Please use this identifier to cite or link to this item:
Title: Deadmans Run, Lincoln, Nebraska: Section 205 - Flood Risk Management : Final Integrated Feasibility Report and Environmental Assessment
Authors: United States. Army. Corps of Engineers. Omaha District
Keywords: Lincoln (Neb.)
Flood control
Environmental management
Environmental protection
Publisher: United States. Army. Corps of Engineers. Omaha District.
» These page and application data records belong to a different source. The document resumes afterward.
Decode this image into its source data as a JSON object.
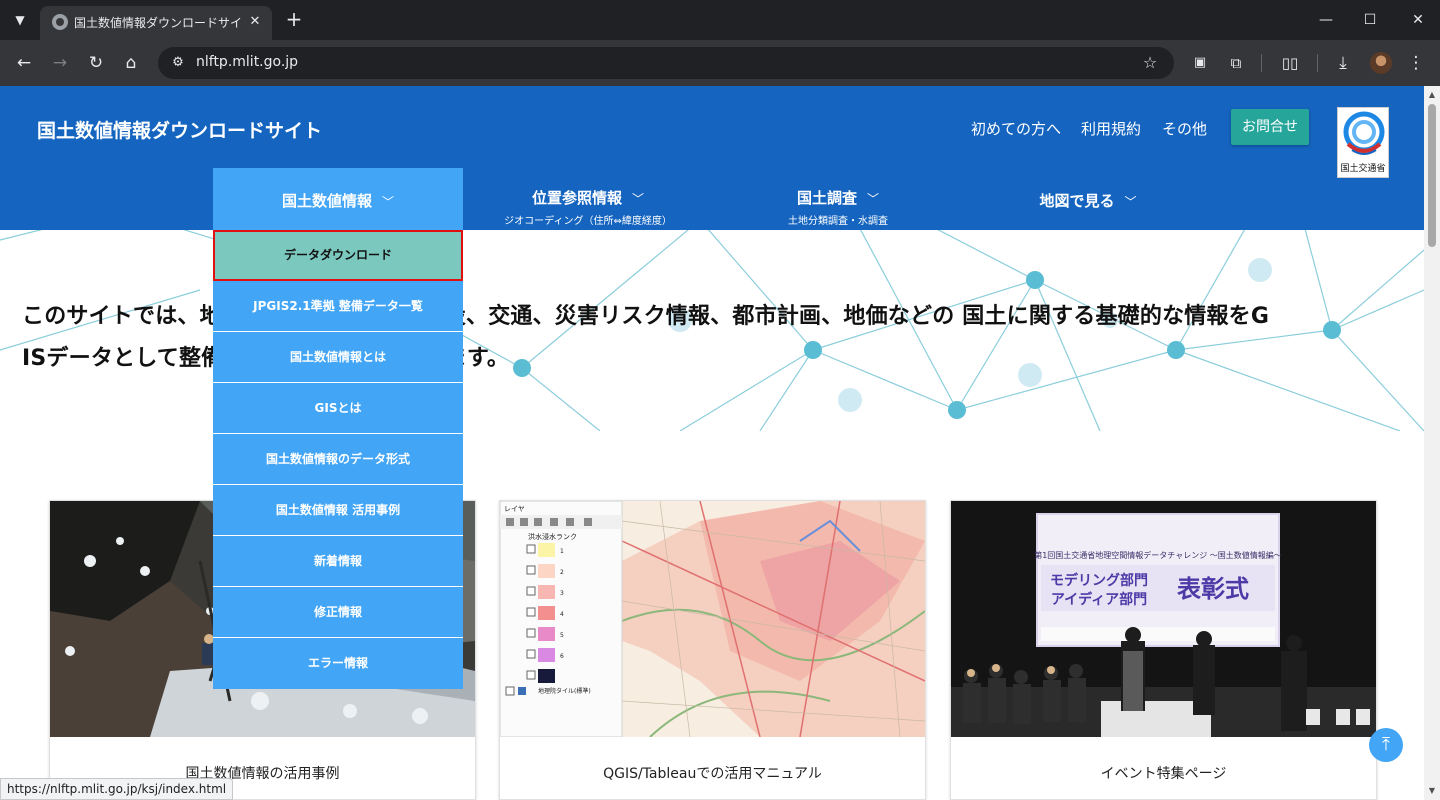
{
  "browser": {
    "tab_title": "国土数値情報ダウンロードサイト",
    "url": "nlftp.mlit.go.jp",
    "status_url": "https://nlftp.mlit.go.jp/ksj/index.html"
  },
  "header": {
    "site_title": "国土数値情報ダウンロードサイト",
    "links": [
      "初めての方へ",
      "利用規約",
      "その他"
    ],
    "contact_label": "お問合せ",
    "logo_text": "国土交通省"
  },
  "nav": [
    {
      "label": "国土数値情報",
      "sub": ""
    },
    {
      "label": "位置参照情報",
      "sub": "ジオコーディング（住所⇔緯度経度）"
    },
    {
      "label": "国土調査",
      "sub": "土地分類調査・水調査"
    },
    {
      "label": "地図で見る",
      "sub": ""
    }
  ],
  "dropdown": [
    "データダウンロード",
    "JPGIS2.1準拠 整備データ一覧",
    "国土数値情報とは",
    "GISとは",
    "国土数値情報のデータ形式",
    "国土数値情報 活用事例",
    "新着情報",
    "修正情報",
    "エラー情報"
  ],
  "hero": {
    "text_line1": "このサイトでは、地形、土地利用、公共施設、交通、災害リスク情報、都市計画、地価などの 国土に関する基礎的な情報をG",
    "text_line2": "ISデータとして整備し、無償で提供しています。"
  },
  "cards": [
    {
      "caption": "国土数値情報の活用事例"
    },
    {
      "caption": "QGIS/Tableauでの活用マニュアル"
    },
    {
      "caption": "イベント特集ページ"
    }
  ],
  "qgis_panel": {
    "title": "レイヤ",
    "layer_group": "洪水浸水ランク",
    "ranks": [
      "1",
      "2",
      "3",
      "4",
      "5",
      "6",
      ""
    ],
    "base_layer": "地理院タイル(標準)"
  },
  "event_banner": {
    "top": "第1回国土交通省地理空間情報データチャレンジ 〜国土数値情報編〜",
    "line1": "モデリング部門",
    "line2": "アイディア部門",
    "big": "表彰式"
  },
  "colors": {
    "header_blue": "#1565c0",
    "nav_active": "#42a5f5",
    "contact_green": "#26a69a",
    "selected_item": "#7bc8bf",
    "selected_border": "#e01010"
  }
}
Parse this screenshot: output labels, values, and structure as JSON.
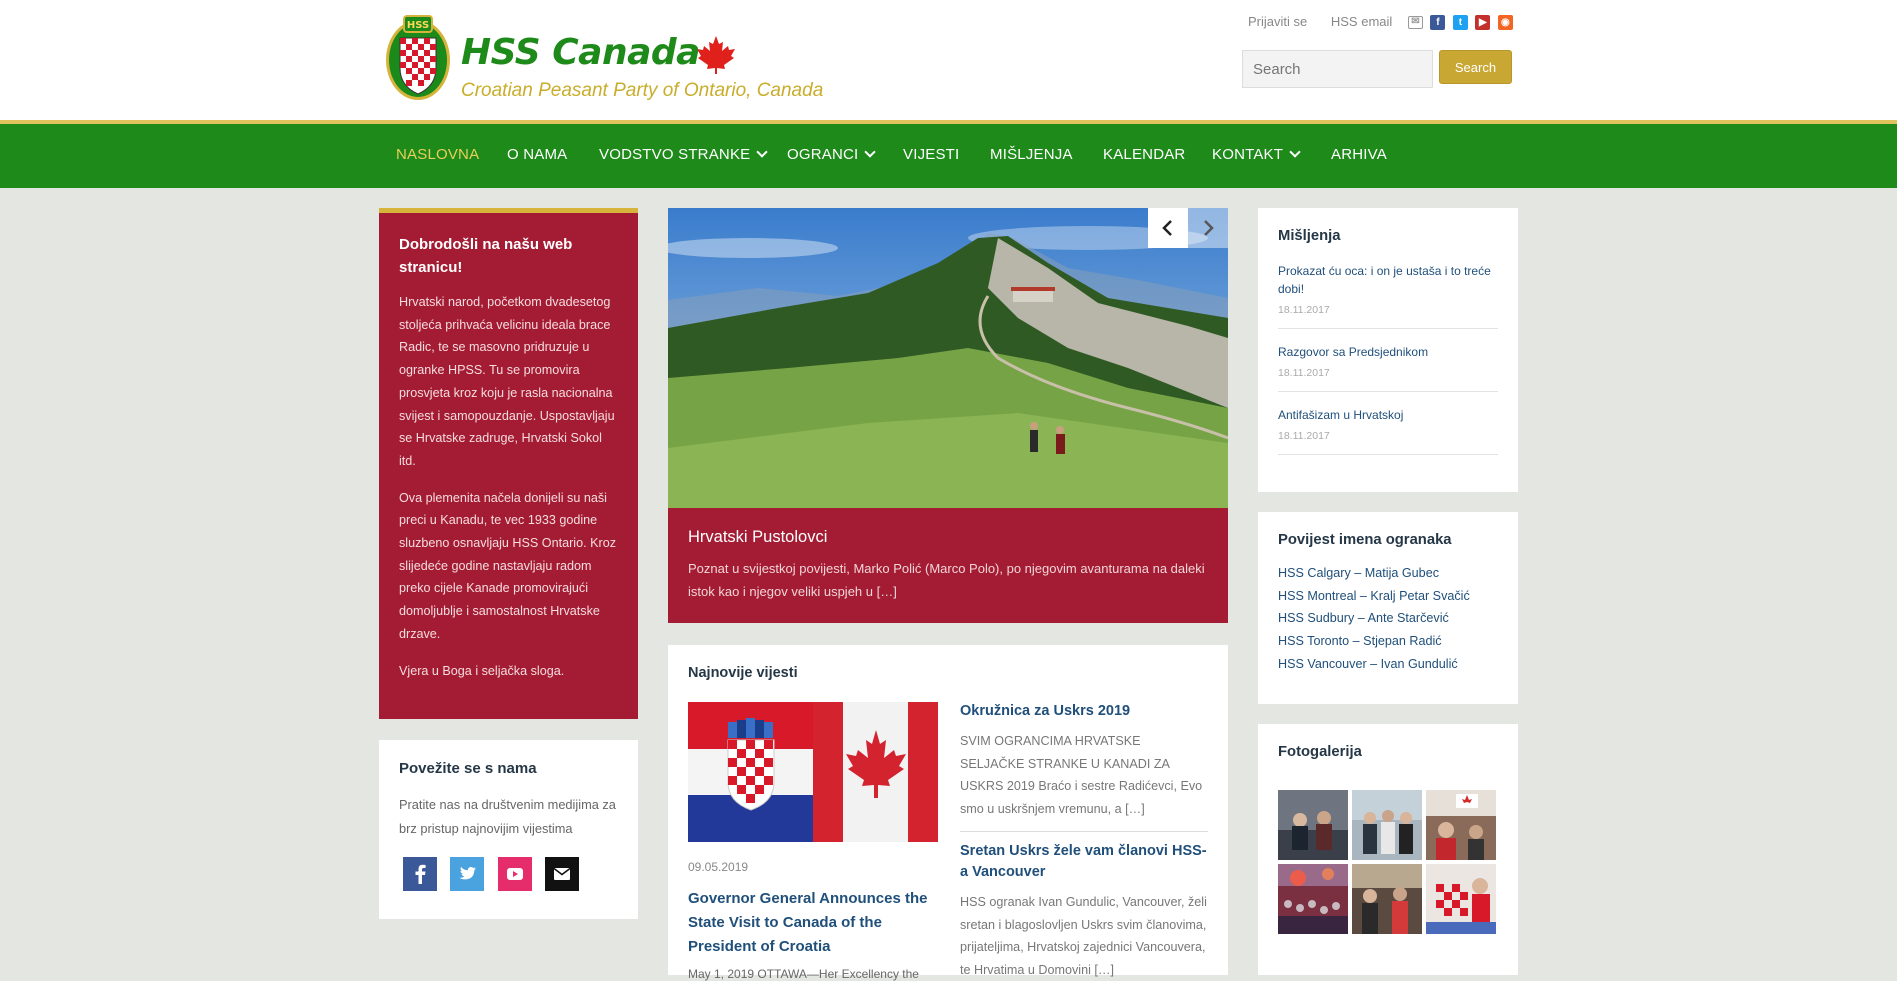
{
  "header": {
    "logo_title": "HSS Canada",
    "logo_subtitle": "Croatian Peasant Party of Ontario, Canada",
    "emblem_text": "HSS",
    "login_link": "Prijaviti se",
    "email_link": "HSS email",
    "social_icons": [
      "mail-icon",
      "facebook-icon",
      "twitter-icon",
      "youtube-icon",
      "rss-icon"
    ],
    "search_placeholder": "Search",
    "search_button": "Search"
  },
  "nav": {
    "items": [
      {
        "label": "NASLOVNA",
        "active": true,
        "dropdown": false
      },
      {
        "label": "O NAMA",
        "active": false,
        "dropdown": false
      },
      {
        "label": "VODSTVO STRANKE",
        "active": false,
        "dropdown": true
      },
      {
        "label": "OGRANCI",
        "active": false,
        "dropdown": true
      },
      {
        "label": "VIJESTI",
        "active": false,
        "dropdown": false
      },
      {
        "label": "MIŠLJENJA",
        "active": false,
        "dropdown": false
      },
      {
        "label": "KALENDAR",
        "active": false,
        "dropdown": false
      },
      {
        "label": "KONTAKT",
        "active": false,
        "dropdown": true
      },
      {
        "label": "ARHIVA",
        "active": false,
        "dropdown": false
      }
    ]
  },
  "welcome": {
    "title": "Dobrodošli na našu web stranicu!",
    "paragraphs": [
      "Hrvatski narod, početkom dvadesetog stoljeća prihvaća velicinu ideala brace Radic, te se masovno pridruzuje u ogranke HPSS. Tu se promovira prosvjeta kroz koju je rasla nacionalna svijest i samopouzdanje. Uspostavljaju se Hrvatske zadruge, Hrvatski Sokol itd.",
      "Ova plemenita načela donijeli su naši preci u Kanadu, te vec 1933 godine sluzbeno osnavljaju HSS Ontario. Kroz slijedeće godine nastavljaju radom preko cijele Kanade promovirajući domoljublje i samostalnost Hrvatske drzave.",
      "Vjera u Boga i seljačka sloga."
    ]
  },
  "connect": {
    "title": "Povežite se s nama",
    "text": "Pratite nas na društvenim medijima za brz pristup najnovijim vijestima",
    "icons": [
      "facebook-icon",
      "twitter-icon",
      "youtube-icon",
      "email-icon"
    ]
  },
  "slider": {
    "caption_title": "Hrvatski Pustolovci",
    "caption_text": "Poznat u svijestkoj povijesti, Marko Polić (Marco Polo), po njegovim avanturama na daleki istok kao i njegov veliki uspjeh u […]"
  },
  "news": {
    "title": "Najnovije vijesti",
    "main": {
      "date": "09.05.2019",
      "title": "Governor General Announces the State Visit to Canada of the President of Croatia",
      "excerpt": "May 1, 2019 OTTAWA—Her Excellency the"
    },
    "side": [
      {
        "title": "Okružnica za Uskrs 2019",
        "excerpt": "SVIM OGRANCIMA HRVATSKE SELJAČKE STRANKE U KANADI ZA USKRS 2019 Braćo i sestre Radićevci, Evo smo u uskršnjem vremunu, a […]"
      },
      {
        "title": "Sretan Uskrs želе vam članovi HSS-a Vancouver",
        "excerpt": "HSS ogranak Ivan Gundulic, Vancouver, želi sretan i blagoslovljen Uskrs svim članovima, prijateljima, Hrvatskoj zajednici Vancouvera, te Hrvatima u Domovini […]"
      }
    ]
  },
  "opinions": {
    "title": "Mišljenja",
    "items": [
      {
        "title": "Prokazat ću oca: i on je ustaša i to treće dobi!",
        "date": "18.11.2017"
      },
      {
        "title": "Razgovor sa Predsjednikom",
        "date": "18.11.2017"
      },
      {
        "title": "Antifašizam u Hrvatskoj",
        "date": "18.11.2017"
      }
    ]
  },
  "history": {
    "title": "Povijest imena ogranaka",
    "items": [
      "HSS Calgary – Matija Gubec",
      "HSS Montreal – Kralj Petar Svačić",
      "HSS Sudbury – Ante Starčević",
      "HSS Toronto – Stjepan Radić",
      "HSS Vancouver – Ivan Gundulić"
    ]
  },
  "gallery": {
    "title": "Fotogalerija"
  },
  "colors": {
    "nav_green": "#1e8a1a",
    "accent_gold": "#c9a733",
    "welcome_red": "#a41c34",
    "link_blue": "#1f4f7a"
  }
}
Abstract: This flood risk management study is being carried out under the authority of Section 205 of the 1948 Flood Control Act, (P.L. 80-858), as amended. Under Section 205, the Corps is authorized to study and construct projects (structural and/or nonstructural) to reduce the risks of flooding, loss of life, and property damage in partnership with state and local governments. The non-federal sponsor for this study is the Lower Platte South Natural Resources District (LPSNRD) in Lincoln, Nebraska. In April of 2012 the LPSNRD submitted a request for the U.S. Army Corps of Engineers (Corps or USACE) – Omaha District to analyze potential solutions to reduce flood risks within the city of Lincoln. This study is needed to address the significant flood risk within the almost completely urbanized Deadmans Run watershed in Northeast Lincoln, Nebraska. The purpose of this study was to: 1) quantify the flood risks and related flood problems associated with the Deadmans Run watershed within Lincoln, Nebraska, 2) formulate and evaluate alternative plans to address those flood threats, 3) compare those plans against one another based on costs, benefits, and impacts, and 4) select a recommended plan for implementation that would reduce the existing flood risk within the community. Historical urbanization and development has led to an increased flood risk within the city of Lincoln. The primary problems associated with the existing flood risk within the study area are potential life loss, property damage, emergency response costs, and transportation network disruptions associated with high-water flood events. The Expected Annual Damages (EAD) associated with these problems, within the study area, under the existing conditions are just under $2.0M. Flood risk management measures were developed collaboratively with input from the city of Lincoln, LPSNRD, other local and state resource agencies, and the Corps. The solutions investigated included structural measures (levees, channels, etc.), nonstructural measures (floodproofing, relocations, etc.), and a combination of both structural and nonstructural measures. Over a dozen flood risk management measures were identified and screened before being developed into alternatives. A total of four alternatives, including No Action, were evaluated and compared, and based on economic benefits and costs a preferred plan was selected and recommended for implementation. The selected plan for the Section 205 Flood Risk Reduction Feasibility Study, includes a widened channel from Cornhusker Highway upstream to just east of 48th Street (approximately 1.4 miles), replacement of the existing concrete mat and gabions with riprap sized to mitigate streambed erosion and construction of a concrete flume under the BNSF Railroad bridges. This recommended plan consists of increasing the channel capacity to convey the flows associated with the 1% Annual Chance Exceedance (ACE) event, constructing a concrete flume under the existing railroad structures, reconfiguring the access road and underlying culvert to a series of commercial properties along the bank of the channel, and environmental mitigation throughout the project footprint to ensure there is no negative impact on the existing local ecosystem. The recommended flood risk management plan has an estimated total project cost of just over $14.2M. The recommended plan, as developed in this feasibility study and updated in Section 4.4, will reduce flood risks for 487 structures in the Deadmans Run 1% ACE floodplain. This plan would reduce the EAD from $1,946,800 to $520,810 (a 73.0% reduction), resulting in economic benefits of $1,425,990. After accounting for the annualized project costs, the annual net benefits for the recommended plan are $895,610, producing a project benefit to cost ratio (BCR) of 2.69. The estimated cost-shared total for project implementation is $14,235.000. Of the total cost, $1,726,000 is for land, easements, rights-of-way, relocation, and disposal costs (LERRDs), for which credit will be given to the sponsor. Of the total cost, the federal portion is approximately $9,253,000 and the non-federal portion is approximately $4,982,000. Of the total non-federal portion, approximately $3,256,000 will be provided in cash and $1,726,000 will be provided in LERRDs. Estimated average annual cost for operations, maintenance, repair, replacement, and rehabilitation is $25,010.
Description: Integrated Feasibility Report and Environmental Assessment
Rights: Approved for Public Release; Distribution is Unlimited
Appears in Collections:Environmental Documents

Files in This Item:
File Description SizeFormat 
Deadmans Run Section 205 - Integrated FR and EA_2018.pdf207.21 MBAdobe PDFThumbnail